Description of the task. The exercise calls for a faithful copy of all the data.

(Excerpts from an interface dataset)

Segment Open

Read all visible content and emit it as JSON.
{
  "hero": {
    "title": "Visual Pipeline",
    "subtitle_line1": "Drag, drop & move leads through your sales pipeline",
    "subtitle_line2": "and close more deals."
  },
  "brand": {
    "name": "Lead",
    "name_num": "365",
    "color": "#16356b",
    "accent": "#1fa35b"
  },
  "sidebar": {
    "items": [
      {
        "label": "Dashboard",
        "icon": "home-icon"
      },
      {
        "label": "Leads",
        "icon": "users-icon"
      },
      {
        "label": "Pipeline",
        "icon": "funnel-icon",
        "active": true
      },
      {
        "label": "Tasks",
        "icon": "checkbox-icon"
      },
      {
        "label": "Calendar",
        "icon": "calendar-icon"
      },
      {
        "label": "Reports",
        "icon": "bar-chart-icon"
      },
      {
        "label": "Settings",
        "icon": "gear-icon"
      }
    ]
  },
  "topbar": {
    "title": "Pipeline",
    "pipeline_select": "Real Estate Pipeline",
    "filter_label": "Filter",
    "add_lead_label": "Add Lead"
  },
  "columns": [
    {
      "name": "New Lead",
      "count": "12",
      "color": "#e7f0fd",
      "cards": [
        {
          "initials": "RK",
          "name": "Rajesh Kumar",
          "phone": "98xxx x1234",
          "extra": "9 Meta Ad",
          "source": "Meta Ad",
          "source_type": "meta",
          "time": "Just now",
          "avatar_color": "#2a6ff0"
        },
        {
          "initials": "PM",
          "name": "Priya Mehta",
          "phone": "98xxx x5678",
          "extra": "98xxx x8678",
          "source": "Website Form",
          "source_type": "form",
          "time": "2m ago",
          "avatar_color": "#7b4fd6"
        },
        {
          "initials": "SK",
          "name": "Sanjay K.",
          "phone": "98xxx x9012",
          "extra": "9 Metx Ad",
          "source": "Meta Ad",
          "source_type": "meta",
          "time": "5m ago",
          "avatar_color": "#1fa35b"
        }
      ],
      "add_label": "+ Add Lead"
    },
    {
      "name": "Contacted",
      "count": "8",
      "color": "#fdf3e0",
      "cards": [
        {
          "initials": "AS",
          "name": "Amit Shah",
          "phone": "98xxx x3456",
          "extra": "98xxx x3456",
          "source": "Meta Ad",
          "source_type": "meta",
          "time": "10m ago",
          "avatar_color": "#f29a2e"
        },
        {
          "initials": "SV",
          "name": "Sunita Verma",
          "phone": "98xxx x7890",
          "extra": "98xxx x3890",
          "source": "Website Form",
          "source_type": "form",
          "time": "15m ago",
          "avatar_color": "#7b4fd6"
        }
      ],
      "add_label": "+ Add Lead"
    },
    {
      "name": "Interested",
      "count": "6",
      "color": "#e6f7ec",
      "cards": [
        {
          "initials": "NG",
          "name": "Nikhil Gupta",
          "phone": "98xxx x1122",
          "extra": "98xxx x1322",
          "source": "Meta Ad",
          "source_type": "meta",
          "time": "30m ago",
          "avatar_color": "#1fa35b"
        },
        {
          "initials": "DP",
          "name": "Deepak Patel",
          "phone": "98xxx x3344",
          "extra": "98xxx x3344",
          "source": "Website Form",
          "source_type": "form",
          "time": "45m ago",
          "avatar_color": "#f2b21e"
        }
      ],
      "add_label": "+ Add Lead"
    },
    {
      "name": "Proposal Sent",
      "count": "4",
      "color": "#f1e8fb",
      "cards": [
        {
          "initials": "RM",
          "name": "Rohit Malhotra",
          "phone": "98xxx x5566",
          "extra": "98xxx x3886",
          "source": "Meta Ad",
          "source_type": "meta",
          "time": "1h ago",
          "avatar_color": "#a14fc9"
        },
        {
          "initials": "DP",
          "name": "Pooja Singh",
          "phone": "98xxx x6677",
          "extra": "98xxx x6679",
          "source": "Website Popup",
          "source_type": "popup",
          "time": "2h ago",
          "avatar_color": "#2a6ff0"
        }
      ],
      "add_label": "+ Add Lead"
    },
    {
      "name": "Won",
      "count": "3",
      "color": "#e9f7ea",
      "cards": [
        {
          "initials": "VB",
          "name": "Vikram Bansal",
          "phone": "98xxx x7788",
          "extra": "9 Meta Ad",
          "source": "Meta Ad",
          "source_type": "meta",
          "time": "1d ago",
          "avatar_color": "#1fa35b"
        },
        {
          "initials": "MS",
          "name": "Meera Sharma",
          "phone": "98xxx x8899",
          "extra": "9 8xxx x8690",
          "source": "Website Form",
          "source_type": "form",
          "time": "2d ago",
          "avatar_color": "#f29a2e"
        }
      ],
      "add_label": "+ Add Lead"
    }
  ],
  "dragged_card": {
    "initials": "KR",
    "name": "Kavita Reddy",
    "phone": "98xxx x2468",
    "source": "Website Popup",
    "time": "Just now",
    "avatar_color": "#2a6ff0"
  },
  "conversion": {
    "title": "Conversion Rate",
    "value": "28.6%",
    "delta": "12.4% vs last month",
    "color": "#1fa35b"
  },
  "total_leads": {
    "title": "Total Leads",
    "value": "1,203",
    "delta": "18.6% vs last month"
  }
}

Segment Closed

Exercise output.
Read all visible content and emit it as JSON.
{
  "hero": {
    "title": "Visual Pipeline",
    "subtitle_line1": "Drag, drop & move leads through your sales pipeline",
    "subtitle_line2": "and close more deals."
  },
  "brand": {
    "name": "Lead",
    "name_num": "365",
    "color": "#16356b",
    "accent": "#1fa35b"
  },
  "sidebar": {
    "items": [
      {
        "label": "Dashboard",
        "icon": "home-icon"
      },
      {
        "label": "Leads",
        "icon": "users-icon"
      },
      {
        "label": "Pipeline",
        "icon": "funnel-icon",
        "active": true
      },
      {
        "label": "Tasks",
        "icon": "checkbox-icon"
      },
      {
        "label": "Calendar",
        "icon": "calendar-icon"
      },
      {
        "label": "Reports",
        "icon": "bar-chart-icon"
      },
      {
        "label": "Settings",
        "icon": "gear-icon"
      }
    ]
  },
  "topbar": {
    "title": "Pipeline",
    "pipeline_select": "Real Estate Pipeline",
    "filter_label": "Filter",
    "add_lead_label": "Add Lead"
  },
  "columns": [
    {
      "name": "New Lead",
      "count": "12",
      "color": "#e7f0fd",
      "cards": [
        {
          "initials": "RK",
          "name": "Rajesh Kumar",
          "phone": "98xxx x1234",
          "extra": "9 Meta Ad",
          "source": "Meta Ad",
          "source_type": "meta",
          "time": "Just now",
          "avatar_color": "#2a6ff0"
        },
        {
          "initials": "PM",
          "name": "Priya Mehta",
          "phone": "98xxx x5678",
          "extra": "98xxx x8678",
          "source": "Website Form",
          "source_type": "form",
          "time": "2m ago",
          "avatar_color": "#7b4fd6"
        },
        {
          "initials": "SK",
          "name": "Sanjay K.",
          "phone": "98xxx x9012",
          "extra": "9 Metx Ad",
          "source": "Meta Ad",
          "source_type": "meta",
          "time": "5m ago",
          "avatar_color": "#1fa35b"
        }
      ],
      "add_label": "+ Add Lead"
    },
    {
      "name": "Contacted",
      "count": "8",
      "color": "#fdf3e0",
      "cards": [
        {
          "initials": "AS",
          "name": "Amit Shah",
          "phone": "98xxx x3456",
          "extra": "98xxx x3456",
          "source": "Meta Ad",
          "source_type": "meta",
          "time": "10m ago",
          "avatar_color": "#f29a2e"
        },
        {
          "initials": "SV",
          "name": "Sunita Verma",
          "phone": "98xxx x7890",
          "extra": "98xxx x3890",
          "source": "Website Form",
          "source_type": "form",
          "time": "15m ago",
          "avatar_color": "#7b4fd6"
        }
      ],
      "add_label": "+ Add Lead"
    },
    {
      "name": "Interested",
      "count": "6",
      "color": "#e6f7ec",
      "cards": [
        {
          "initials": "NG",
          "name": "Nikhil Gupta",
          "phone": "98xxx x1122",
          "extra": "98xxx x1322",
          "source": "Meta Ad",
          "source_type": "meta",
          "time": "30m ago",
          "avatar_color": "#1fa35b"
        },
        {
          "initials": "DP",
          "name": "Deepak Patel",
          "phone": "98xxx x3344",
          "extra": "98xxx x3344",
          "source": "Website Form",
          "source_type": "form",
          "time": "45m ago",
          "avatar_color": "#f2b21e"
        }
      ],
      "add_label": "+ Add Lead"
    },
    {
      "name": "Proposal Sent",
      "count": "4",
      "color": "#f1e8fb",
      "cards": [
        {
          "initials": "RM",
          "name": "Rohit Malhotra",
          "phone": "98xxx x5566",
          "extra": "98xxx x3886",
          "source": "Meta Ad",
          "source_type": "meta",
          "time": "1h ago",
          "avatar_color": "#a14fc9"
        },
        {
          "initials": "DP",
          "name": "Pooja Singh",
          "phone": "98xxx x6677",
          "extra": "98xxx x6679",
          "source": "Website Popup",
          "source_type": "popup",
          "time": "2h ago",
          "avatar_color": "#2a6ff0"
        }
      ],
      "add_label": "+ Add Lead"
    },
    {
      "name": "Won",
      "count": "3",
      "color": "#e9f7ea",
      "cards": [
        {
          "initials": "VB",
          "name": "Vikram Bansal",
          "phone": "98xxx x7788",
          "extra": "9 Meta Ad",
          "source": "Meta Ad",
          "source_type": "meta",
          "time": "1d ago",
          "avatar_color": "#1fa35b"
        },
        {
          "initials": "MS",
          "name": "Meera Sharma",
          "phone": "98xxx x8899",
          "extra": "9 8xxx x8690",
          "source": "Website Form",
          "source_type": "form",
          "time": "2d ago",
          "avatar_color": "#f29a2e"
        }
      ],
      "add_label": "+ Add Lead"
    }
  ],
  "dragged_card": {
    "initials": "KR",
    "name": "Kavita Reddy",
    "phone": "98xxx x2468",
    "source": "Website Popup",
    "time": "Just now",
    "avatar_color": "#2a6ff0"
  },
  "conversion": {
    "title": "Conversion Rate",
    "value": "28.6%",
    "delta": "12.4% vs last month",
    "color": "#1fa35b"
  },
  "total_leads": {
    "title": "Total Leads",
    "value": "1,203",
    "delta": "18.6% vs last month"
  }
}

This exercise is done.